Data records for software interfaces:

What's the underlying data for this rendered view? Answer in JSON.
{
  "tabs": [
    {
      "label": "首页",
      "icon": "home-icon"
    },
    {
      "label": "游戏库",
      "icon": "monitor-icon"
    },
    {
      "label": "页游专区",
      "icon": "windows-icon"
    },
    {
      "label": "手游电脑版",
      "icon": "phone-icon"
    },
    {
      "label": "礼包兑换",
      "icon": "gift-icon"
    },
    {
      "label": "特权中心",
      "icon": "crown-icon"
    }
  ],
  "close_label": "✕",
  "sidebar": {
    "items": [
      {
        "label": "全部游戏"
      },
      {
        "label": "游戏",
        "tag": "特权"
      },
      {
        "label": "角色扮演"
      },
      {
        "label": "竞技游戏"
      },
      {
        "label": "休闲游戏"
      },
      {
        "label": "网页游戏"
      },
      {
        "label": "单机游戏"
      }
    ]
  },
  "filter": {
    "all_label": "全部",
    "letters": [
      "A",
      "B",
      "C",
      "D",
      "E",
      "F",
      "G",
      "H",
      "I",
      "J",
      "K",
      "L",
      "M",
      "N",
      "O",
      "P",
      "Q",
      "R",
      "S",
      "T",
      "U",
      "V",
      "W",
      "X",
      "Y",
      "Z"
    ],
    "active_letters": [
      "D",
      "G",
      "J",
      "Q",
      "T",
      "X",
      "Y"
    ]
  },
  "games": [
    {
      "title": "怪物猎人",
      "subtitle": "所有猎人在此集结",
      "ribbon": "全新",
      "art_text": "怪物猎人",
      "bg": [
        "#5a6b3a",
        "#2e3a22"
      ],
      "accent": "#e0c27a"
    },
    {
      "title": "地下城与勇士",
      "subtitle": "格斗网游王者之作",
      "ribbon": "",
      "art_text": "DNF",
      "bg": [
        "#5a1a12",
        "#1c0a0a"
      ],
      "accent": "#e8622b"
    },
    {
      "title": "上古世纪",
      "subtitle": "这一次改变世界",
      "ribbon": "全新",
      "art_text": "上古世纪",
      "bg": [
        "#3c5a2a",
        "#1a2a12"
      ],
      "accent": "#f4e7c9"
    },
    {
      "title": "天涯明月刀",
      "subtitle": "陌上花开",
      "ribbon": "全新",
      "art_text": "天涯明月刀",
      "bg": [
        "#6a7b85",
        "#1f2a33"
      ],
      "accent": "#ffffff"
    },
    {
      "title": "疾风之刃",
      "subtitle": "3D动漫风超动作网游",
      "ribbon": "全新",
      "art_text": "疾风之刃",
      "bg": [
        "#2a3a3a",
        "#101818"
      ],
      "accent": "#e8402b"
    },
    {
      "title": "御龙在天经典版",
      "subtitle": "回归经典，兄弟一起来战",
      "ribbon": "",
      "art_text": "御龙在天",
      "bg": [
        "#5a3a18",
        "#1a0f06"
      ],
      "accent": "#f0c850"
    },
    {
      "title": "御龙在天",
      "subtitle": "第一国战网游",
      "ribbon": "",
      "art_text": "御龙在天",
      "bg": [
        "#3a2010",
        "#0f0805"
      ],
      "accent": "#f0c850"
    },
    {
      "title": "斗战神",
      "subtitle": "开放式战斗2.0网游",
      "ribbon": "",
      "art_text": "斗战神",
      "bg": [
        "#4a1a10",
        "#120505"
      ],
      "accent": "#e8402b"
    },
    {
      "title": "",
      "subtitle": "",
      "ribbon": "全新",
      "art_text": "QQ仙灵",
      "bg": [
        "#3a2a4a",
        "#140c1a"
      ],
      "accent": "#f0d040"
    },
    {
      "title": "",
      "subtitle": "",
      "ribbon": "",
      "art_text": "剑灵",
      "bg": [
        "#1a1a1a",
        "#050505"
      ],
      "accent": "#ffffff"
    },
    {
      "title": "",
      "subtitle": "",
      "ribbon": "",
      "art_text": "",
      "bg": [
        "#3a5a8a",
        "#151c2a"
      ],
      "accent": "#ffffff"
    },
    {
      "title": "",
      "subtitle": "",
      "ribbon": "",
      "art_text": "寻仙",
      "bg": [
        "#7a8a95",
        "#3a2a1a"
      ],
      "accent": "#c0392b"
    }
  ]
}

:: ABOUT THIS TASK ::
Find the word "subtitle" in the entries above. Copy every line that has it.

:: REPLY ::
      "subtitle": "所有猎人在此集结",
      "subtitle": "格斗网游王者之作",
      "subtitle": "这一次改变世界",
      "subtitle": "陌上花开",
      "subtitle": "3D动漫风超动作网游",
      "subtitle": "回归经典，兄弟一起来战",
      "subtitle": "第一国战网游",
      "subtitle": "开放式战斗2.0网游",
      "subtitle": "",
      "subtitle": "",
      "subtitle": "",
      "subtitle": "",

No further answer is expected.